Mutual Funds, Bank Deposits Do Mix
October 28, 2002
Some bankers still avoid aggressively pushing mutual funds in their lobbies due to fear of "disintermediation" of their deposits to other investments.
Consultant Kenneth Kehrer, of Kenneth Kehrer Associates, Princeton, N.J., explains this phenomenon: "The concern is the stereotype of a stockbroker who might pillage the bank's customer base and convert all deposits to investment sales."
The increasingly prevalent school of thought among bankers, though, is if they don't offer customers investment products, including mutual funds, business will leave the bank.
Kehrer knows about disintermediation of deposits to investment products very well. He has been studying this issue, a longtime controversy at banks, since 1990.
Bankers should not be concerned that sales of mutual funds and variable annuities will lead to a high level of disintermediation, Kehrer stressed in a recently published analysis. So, investment companies seeking to convince banks to more aggressively push their mutual funds and variable annuities might find ammunition in his study.
It's true that over the past two decades, the banking industry's share of total U.S. household assets fell 52% to 10.6%, Kehrer Associates' study acknowledges. By contrast, the bank channel's share of mutual funds increased 13 times to 9.1%.
Annuities the Real Threat
However, the total cannibalization of bank deposits by the sales of mutual funds and variable annuities is less than 1% annually, Kehrer insisted. The researcher bases his conclusions on annual data collected since 1990 on more than two-thirds of all bank investment sales.
Even with the cannibalization of bank deposits, Kehrer said, "The typical bank makes more in fee income from selling mutual funds and variable annuities than they will ever make from a CD."
If there is any disintermediation problem, it arises when CD depositors are sold higher-rate fixed annuities offered by the bank.
Kehrer's study indicated that in 2000, the typical bank had a gross disintermediation rate of 34%. However, subtract money that was leaving the bank anyway, and the net disintermediation rate is just 26 percent. "This is substantially lower than some alarmists believe," the study reported.
The bulk of that disintermediation, which Kehrer projected will increase, is due to the renewed popularity of fixed annuities.
Fixed annuities are much more similar to CDs than mutual funds or variable annuities, and thus, most apt to cannibalize deposits. The disintermediation has little to do with mutual fund or variable annuity sales, he maintained.
The report also shows that the greater the bank's fixed annuity sales, the greater the disintermediation of bank deposits.
Where fixed annuity sales account for more than 38% of bank sales, the disintermediation rate is 47%. Where they represent less than 10% of a bank's sales, the disintermediation rate is just 14%.
Licensed to Sell
Currently, 57% of banks supplement their broker sales forces with licensed bank employees, Kehrer said.
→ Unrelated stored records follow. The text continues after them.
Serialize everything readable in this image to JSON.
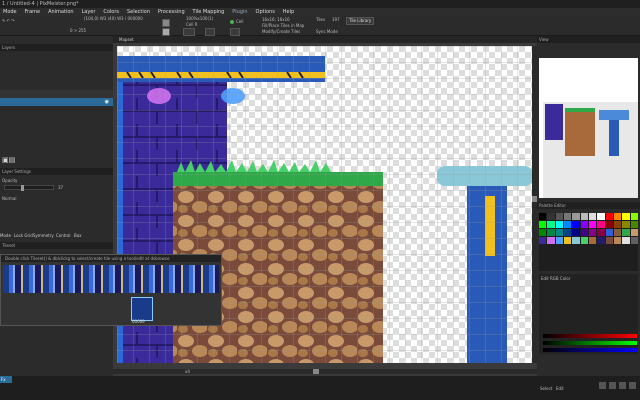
{
  "window": {
    "title": "1 / Untitled-4 | PixMeister.png*"
  },
  "menu": [
    "Mode",
    "Frame",
    "Animation",
    "Layer",
    "Colors",
    "Selection",
    "Processing",
    "Tile Mapping",
    "Plugin",
    "Options",
    "Help"
  ],
  "toolbar": {
    "position": "(104,0) W3 (40) W3 / 000000",
    "range": "0 > 255",
    "zoom": "100%x100(1)",
    "layer_name": "Cell R",
    "alpha": "Cell",
    "grid_btn": "Tile Library",
    "modify_opts": [
      "Modify Selection",
      "Modify/Create Tiles",
      "Sync Mode"
    ],
    "tile_size": "16x16; 16x16",
    "tiles_label": "Tiles",
    "tiles_value": "197",
    "mode_checks": [
      "Fill/Place Tiles in Map",
      "Modify/Create Tiles"
    ]
  },
  "left": {
    "layers_header": "Layers",
    "layer_settings_header": "Layer Settings",
    "opacity_label": "Opacity",
    "opacity_value": "37",
    "blend_label": "Normal",
    "tabs": [
      "Mode",
      "Lock Grid",
      "Symmetry",
      "Control",
      "Box"
    ],
    "tileset_header": "Tileset",
    "tileset_info": "Double click Tileset() & dblclickg to select/create tile using a tool/edit at dsbrowse"
  },
  "canvas": {
    "tab_label": "Mapset",
    "zoom_label": "x4"
  },
  "floating_tile": {
    "index_label": "00009"
  },
  "right": {
    "view_header": "View",
    "palette_header": "Palette Editor",
    "palette_subhdr": "Edit Color on RGB",
    "color_label": "Edit RGB Color",
    "rgb_values": [
      "0",
      "0",
      "0"
    ]
  },
  "status": {
    "badge": "Fx",
    "frame_label": "Select",
    "frame_value": "Edit",
    "palette_index": "0"
  },
  "colors": {
    "accent": "#2a6b9a",
    "panel": "#2b2b2b",
    "header": "#202020",
    "pillar_blue": "#2f5fd8",
    "rock_brown": "#8a5a3a",
    "grass_green": "#2fa84a"
  }
}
Licensed bank employees get paid investment product commissions ranging from 5% to 10%, while brokers earn 30% to 40%.
"Licensed bank employees tend to disintermediate more than brokers do," Kehrer observed.
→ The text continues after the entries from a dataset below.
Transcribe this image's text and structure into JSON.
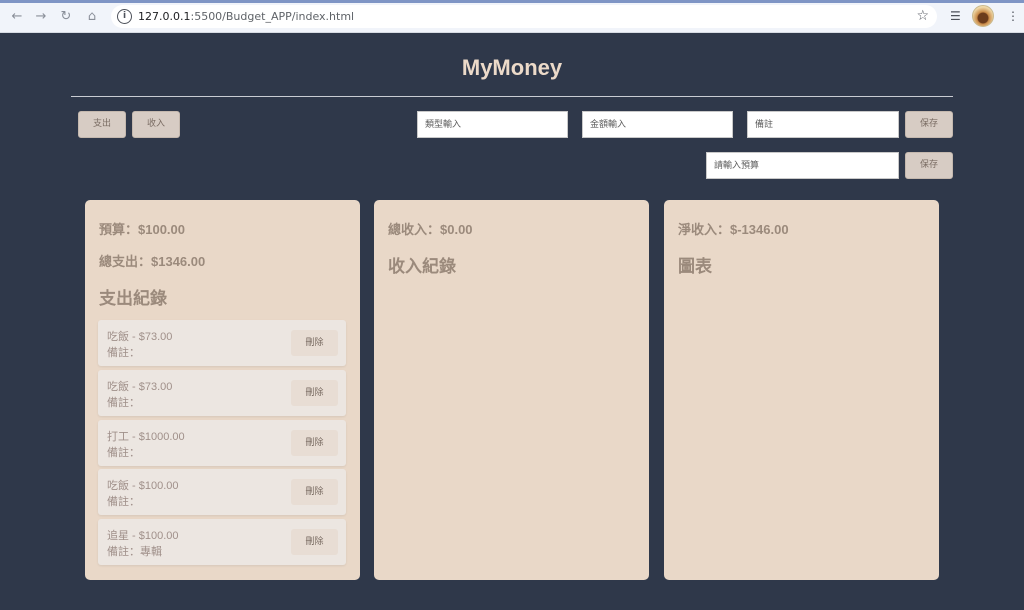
{
  "browser": {
    "url_host": "127.0.0.1",
    "url_path": ":5500/Budget_APP/index.html"
  },
  "app": {
    "title": "MyMoney"
  },
  "toolbar": {
    "expense_label": "支出",
    "income_label": "收入",
    "type_placeholder": "類型輸入",
    "amount_placeholder": "金額輸入",
    "note_placeholder": "備註",
    "save_label": "保存",
    "budget_placeholder": "請輸入預算",
    "budget_save_label": "保存"
  },
  "expense_panel": {
    "budget": "預算：$100.00",
    "total_expense": "總支出：$1346.00",
    "heading": "支出紀錄",
    "records": [
      {
        "title": "吃飯 - $73.00",
        "note": "備註：",
        "delete_label": "刪除"
      },
      {
        "title": "吃飯 - $73.00",
        "note": "備註：",
        "delete_label": "刪除"
      },
      {
        "title": "打工 - $1000.00",
        "note": "備註：",
        "delete_label": "刪除"
      },
      {
        "title": "吃飯 - $100.00",
        "note": "備註：",
        "delete_label": "刪除"
      },
      {
        "title": "追星 - $100.00",
        "note": "備註：專輯",
        "delete_label": "刪除"
      }
    ]
  },
  "income_panel": {
    "total_income": "總收入：$0.00",
    "heading": "收入紀錄"
  },
  "summary_panel": {
    "net_income": "淨收入：$-1346.00",
    "heading": "圖表"
  },
  "colors": {
    "page_bg": "#2f384a",
    "panel_bg": "#e9d8c8",
    "title": "#ecdac9",
    "button_bg": "#d7ccc4"
  }
}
In 2000, licensed banker sales forces registered a gross disintermediation rate of 38% -- eight percentage points higher than broker-only programs.
One chief reason is that licensed bank employees typically sell fixed annuities, he explained. They also are more apt to encounter a customer who has a CD maturing. "The customer is asking them, Should I roll the CD over, or should I invest in something else?'
"The broker is more apt to be confronted with a customer looking for more general financial advice," he noted.
Contrary to popular belief, Kehrer's study also found that bankers fearing disintermediation might actually have less to fear if they hire the most productive brokers.
Banks with the most highly productive brokers had 37% of investment sales funded by the bank's own deposits - three percentage points less than banks with less productive brokers.
That might not sound like much difference. But Kehrer's analysis also found that more productive brokers were more than twice as effective as less productive brokers in identifying money leaving the bank anyway to buy investments. Seventy percent of the domestic deposits converted to investment sales in the banks with the most productive broker sales forces were leaving anyway. This compares with just 31% in banks with less productive brokers.
One reason for the high interception rates among highly productive brokers, the study suggests, could be that the bank has customers investing, anyway. That could also explain why a bank was able to attract better broker reps, it said.
If banks fear that investment products might cannibalize bank deposits, they might limit their fears to fixed annuities, the study indicated.
Whether a bank truly needs to worry about cannibalization of CDs depends largely on the commissions they're earning from products they're selling and the spread on CDs, Kehrer said.